Documentary highlights first responders dealing with PTSD
A new documentary will soon be released that sheds light on a problem that exists but until now has not received the attention it deserves. It’s Post-traumatic stress disorder among first responders.
The documentary is called “Code 9-Officer Needs Assistance.” It is being co-produced by the wife of a retired state trooper dealing with PTSD and highlights the “dark side of law enforcement.”
PTSD among first responders is a big problem, and experts in the film say up to nearly 20 percent of officers across the country suffer from PTSD, with many families suffering in silence and not understanding the changes they see in their loved ones.

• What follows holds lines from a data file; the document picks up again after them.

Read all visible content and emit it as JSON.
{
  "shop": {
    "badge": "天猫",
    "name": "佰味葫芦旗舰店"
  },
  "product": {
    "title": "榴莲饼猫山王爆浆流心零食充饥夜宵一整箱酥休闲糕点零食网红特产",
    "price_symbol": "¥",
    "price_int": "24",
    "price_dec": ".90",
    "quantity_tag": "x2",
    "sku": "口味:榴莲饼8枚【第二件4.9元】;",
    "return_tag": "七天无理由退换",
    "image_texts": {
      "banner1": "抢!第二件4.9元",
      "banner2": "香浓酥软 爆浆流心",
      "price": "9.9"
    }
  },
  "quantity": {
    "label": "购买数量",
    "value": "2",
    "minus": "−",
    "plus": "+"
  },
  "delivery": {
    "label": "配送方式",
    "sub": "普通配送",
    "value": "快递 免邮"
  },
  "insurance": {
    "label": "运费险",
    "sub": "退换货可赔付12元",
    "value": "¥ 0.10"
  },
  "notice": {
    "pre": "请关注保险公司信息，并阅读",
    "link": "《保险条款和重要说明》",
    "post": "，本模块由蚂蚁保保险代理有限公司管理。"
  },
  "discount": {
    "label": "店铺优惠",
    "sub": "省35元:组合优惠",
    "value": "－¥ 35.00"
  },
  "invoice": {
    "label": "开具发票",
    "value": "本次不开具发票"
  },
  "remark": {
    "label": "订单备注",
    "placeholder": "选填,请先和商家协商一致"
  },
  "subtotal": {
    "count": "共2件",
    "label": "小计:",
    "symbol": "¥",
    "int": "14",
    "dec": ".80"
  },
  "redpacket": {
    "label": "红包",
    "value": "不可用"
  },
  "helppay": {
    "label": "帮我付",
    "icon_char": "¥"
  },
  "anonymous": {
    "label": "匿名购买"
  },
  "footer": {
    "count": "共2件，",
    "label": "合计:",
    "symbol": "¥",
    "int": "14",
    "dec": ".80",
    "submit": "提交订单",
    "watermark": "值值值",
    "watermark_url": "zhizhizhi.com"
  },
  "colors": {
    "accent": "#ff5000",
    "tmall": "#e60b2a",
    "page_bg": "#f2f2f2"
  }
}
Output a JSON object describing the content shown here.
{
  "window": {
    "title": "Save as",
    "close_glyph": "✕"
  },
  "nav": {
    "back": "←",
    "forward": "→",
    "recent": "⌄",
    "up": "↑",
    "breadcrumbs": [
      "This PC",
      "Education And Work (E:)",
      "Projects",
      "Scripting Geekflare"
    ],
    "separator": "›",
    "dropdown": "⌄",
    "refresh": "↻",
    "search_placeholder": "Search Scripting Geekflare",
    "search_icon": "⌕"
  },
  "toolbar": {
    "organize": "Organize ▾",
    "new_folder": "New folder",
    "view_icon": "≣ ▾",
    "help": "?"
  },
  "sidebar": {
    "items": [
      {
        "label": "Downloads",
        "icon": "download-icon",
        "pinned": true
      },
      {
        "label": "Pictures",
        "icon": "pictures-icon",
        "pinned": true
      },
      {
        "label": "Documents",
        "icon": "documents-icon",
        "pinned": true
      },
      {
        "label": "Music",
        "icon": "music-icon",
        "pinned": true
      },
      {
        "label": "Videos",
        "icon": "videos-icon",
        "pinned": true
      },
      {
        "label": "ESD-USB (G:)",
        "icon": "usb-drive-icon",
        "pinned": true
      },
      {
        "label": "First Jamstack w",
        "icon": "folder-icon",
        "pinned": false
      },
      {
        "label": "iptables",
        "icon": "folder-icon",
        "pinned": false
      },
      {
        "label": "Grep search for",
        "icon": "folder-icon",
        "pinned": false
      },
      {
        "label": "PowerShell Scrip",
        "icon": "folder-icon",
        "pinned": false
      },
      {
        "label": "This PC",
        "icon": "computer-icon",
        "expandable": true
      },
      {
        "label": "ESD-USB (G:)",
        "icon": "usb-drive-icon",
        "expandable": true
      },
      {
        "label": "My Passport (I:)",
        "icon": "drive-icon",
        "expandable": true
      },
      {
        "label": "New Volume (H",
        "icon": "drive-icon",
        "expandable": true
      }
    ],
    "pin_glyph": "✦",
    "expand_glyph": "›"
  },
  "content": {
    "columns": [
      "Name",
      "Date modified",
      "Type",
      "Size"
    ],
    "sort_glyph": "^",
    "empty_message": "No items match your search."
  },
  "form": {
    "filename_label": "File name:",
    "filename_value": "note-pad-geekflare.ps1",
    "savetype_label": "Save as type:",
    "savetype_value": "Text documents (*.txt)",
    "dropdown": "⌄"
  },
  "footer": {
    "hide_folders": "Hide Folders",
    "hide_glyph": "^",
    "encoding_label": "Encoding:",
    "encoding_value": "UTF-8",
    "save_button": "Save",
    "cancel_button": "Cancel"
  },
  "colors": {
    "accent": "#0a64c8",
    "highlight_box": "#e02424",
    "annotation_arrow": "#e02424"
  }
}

Medically retired Mesa Police Officer Nathan Schlitz was interviewed for the documentary. After two shooting incidents, one resulting in the death of a 15-year-old girl, he was diagnosed with PTSD. Today, he offers peer support to other officers.
“The public usually associates post-traumatic stress with military veterans. This documentary really demonstrates how first responders can be affected by the critical incidents they have to deal with,” said Schlitz. “It raises awareness about the problem of PTSD and other disorders that can occur with law enforcement and any first responder.”
The powerful documentary shares the gut wrenching stories of the anguish associated with stress injuries inflicted upon first responders and their families. Experts in the documentary say for every one person who commits suicide, there are 1,000 officers suffering in silence.
On Nov. 18, Phoenix Police Officer Craig Tiger was laid to rest after taking his own life. He had been diagnosed previously with PTSD.